App and web page records
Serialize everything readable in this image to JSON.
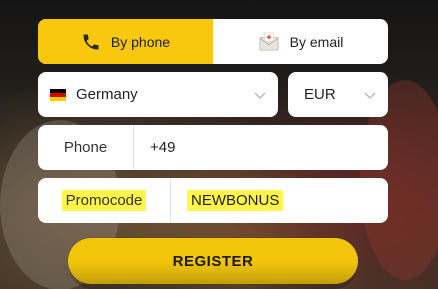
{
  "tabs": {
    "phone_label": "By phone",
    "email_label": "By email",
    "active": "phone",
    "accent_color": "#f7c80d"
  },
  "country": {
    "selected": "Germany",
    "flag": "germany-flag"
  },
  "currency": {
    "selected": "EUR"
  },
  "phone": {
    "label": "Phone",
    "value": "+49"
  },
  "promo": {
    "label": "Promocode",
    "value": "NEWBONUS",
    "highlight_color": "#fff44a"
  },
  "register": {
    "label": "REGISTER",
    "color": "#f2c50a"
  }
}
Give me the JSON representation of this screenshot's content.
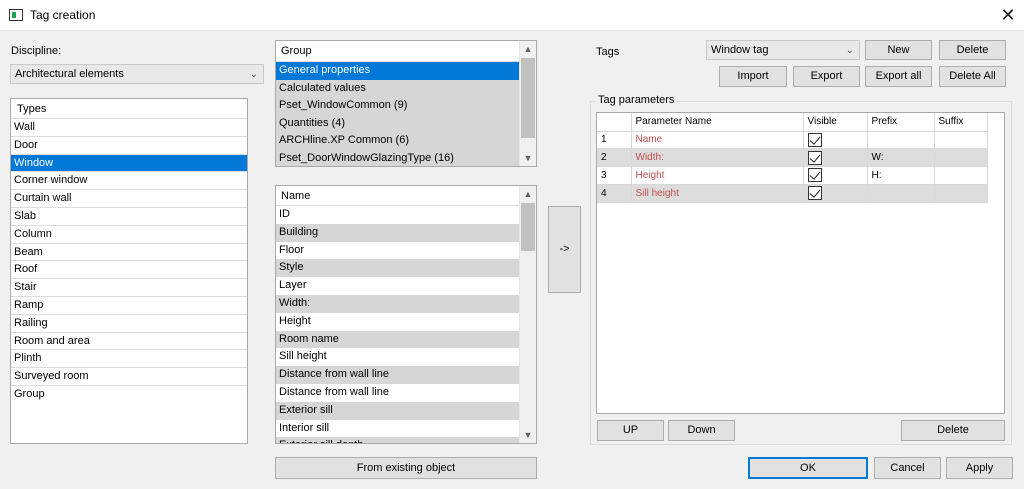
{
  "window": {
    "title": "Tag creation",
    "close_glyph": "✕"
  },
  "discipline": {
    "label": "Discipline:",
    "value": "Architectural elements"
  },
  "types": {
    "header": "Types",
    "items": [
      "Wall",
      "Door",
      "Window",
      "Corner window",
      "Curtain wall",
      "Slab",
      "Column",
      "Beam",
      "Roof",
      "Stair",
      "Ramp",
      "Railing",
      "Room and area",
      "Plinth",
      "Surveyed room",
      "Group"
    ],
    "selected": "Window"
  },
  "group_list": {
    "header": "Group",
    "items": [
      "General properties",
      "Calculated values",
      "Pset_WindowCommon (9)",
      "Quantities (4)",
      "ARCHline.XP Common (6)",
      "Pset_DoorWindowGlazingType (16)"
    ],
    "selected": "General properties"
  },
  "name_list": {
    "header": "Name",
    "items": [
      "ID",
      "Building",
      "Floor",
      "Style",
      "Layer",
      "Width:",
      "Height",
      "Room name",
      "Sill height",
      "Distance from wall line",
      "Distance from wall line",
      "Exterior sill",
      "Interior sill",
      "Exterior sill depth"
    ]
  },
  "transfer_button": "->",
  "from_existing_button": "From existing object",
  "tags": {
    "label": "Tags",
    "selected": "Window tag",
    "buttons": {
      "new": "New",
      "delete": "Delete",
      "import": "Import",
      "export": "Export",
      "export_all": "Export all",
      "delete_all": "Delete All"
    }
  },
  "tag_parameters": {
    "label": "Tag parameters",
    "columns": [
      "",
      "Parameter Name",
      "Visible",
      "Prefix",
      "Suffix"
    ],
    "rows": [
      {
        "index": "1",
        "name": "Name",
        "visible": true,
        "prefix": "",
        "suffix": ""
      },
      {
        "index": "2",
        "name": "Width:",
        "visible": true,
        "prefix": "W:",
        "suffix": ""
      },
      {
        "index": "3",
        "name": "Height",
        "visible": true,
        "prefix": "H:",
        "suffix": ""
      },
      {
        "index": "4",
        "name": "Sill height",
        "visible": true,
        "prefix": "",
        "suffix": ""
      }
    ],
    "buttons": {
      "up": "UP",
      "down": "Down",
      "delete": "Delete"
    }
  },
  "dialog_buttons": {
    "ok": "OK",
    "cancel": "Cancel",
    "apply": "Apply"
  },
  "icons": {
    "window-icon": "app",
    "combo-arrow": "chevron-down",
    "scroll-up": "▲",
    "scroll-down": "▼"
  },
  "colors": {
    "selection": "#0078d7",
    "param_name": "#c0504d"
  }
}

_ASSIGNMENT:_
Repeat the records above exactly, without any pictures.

_TASK RESPONSE:_
Serialize everything readable in this image to JSON.
{
  "tabs": {
    "phone_label": "By phone",
    "email_label": "By email",
    "active": "phone",
    "accent_color": "#f7c80d"
  },
  "country": {
    "selected": "Germany",
    "flag": "germany-flag"
  },
  "currency": {
    "selected": "EUR"
  },
  "phone": {
    "label": "Phone",
    "value": "+49"
  },
  "promo": {
    "label": "Promocode",
    "value": "NEWBONUS",
    "highlight_color": "#fff44a"
  },
  "register": {
    "label": "REGISTER",
    "color": "#f2c50a"
  }
}
Give me the JSON representation of this screenshot's content.
{
  "window": {
    "title": "Tag creation",
    "close_glyph": "✕"
  },
  "discipline": {
    "label": "Discipline:",
    "value": "Architectural elements"
  },
  "types": {
    "header": "Types",
    "items": [
      "Wall",
      "Door",
      "Window",
      "Corner window",
      "Curtain wall",
      "Slab",
      "Column",
      "Beam",
      "Roof",
      "Stair",
      "Ramp",
      "Railing",
      "Room and area",
      "Plinth",
      "Surveyed room",
      "Group"
    ],
    "selected": "Window"
  },
  "group_list": {
    "header": "Group",
    "items": [
      "General properties",
      "Calculated values",
      "Pset_WindowCommon (9)",
      "Quantities (4)",
      "ARCHline.XP Common (6)",
      "Pset_DoorWindowGlazingType (16)"
    ],
    "selected": "General properties"
  },
  "name_list": {
    "header": "Name",
    "items": [
      "ID",
      "Building",
      "Floor",
      "Style",
      "Layer",
      "Width:",
      "Height",
      "Room name",
      "Sill height",
      "Distance from wall line",
      "Distance from wall line",
      "Exterior sill",
      "Interior sill",
      "Exterior sill depth"
    ]
  },
  "transfer_button": "->",
  "from_existing_button": "From existing object",
  "tags": {
    "label": "Tags",
    "selected": "Window tag",
    "buttons": {
      "new": "New",
      "delete": "Delete",
      "import": "Import",
      "export": "Export",
      "export_all": "Export all",
      "delete_all": "Delete All"
    }
  },
  "tag_parameters": {
    "label": "Tag parameters",
    "columns": [
      "",
      "Parameter Name",
      "Visible",
      "Prefix",
      "Suffix"
    ],
    "rows": [
      {
        "index": "1",
        "name": "Name",
        "visible": true,
        "prefix": "",
        "suffix": ""
      },
      {
        "index": "2",
        "name": "Width:",
        "visible": true,
        "prefix": "W:",
        "suffix": ""
      },
      {
        "index": "3",
        "name": "Height",
        "visible": true,
        "prefix": "H:",
        "suffix": ""
      },
      {
        "index": "4",
        "name": "Sill height",
        "visible": true,
        "prefix": "",
        "suffix": ""
      }
    ],
    "buttons": {
      "up": "UP",
      "down": "Down",
      "delete": "Delete"
    }
  },
  "dialog_buttons": {
    "ok": "OK",
    "cancel": "Cancel",
    "apply": "Apply"
  },
  "icons": {
    "window-icon": "app",
    "combo-arrow": "chevron-down",
    "scroll-up": "▲",
    "scroll-down": "▼"
  },
  "colors": {
    "selection": "#0078d7",
    "param_name": "#c0504d"
  }
}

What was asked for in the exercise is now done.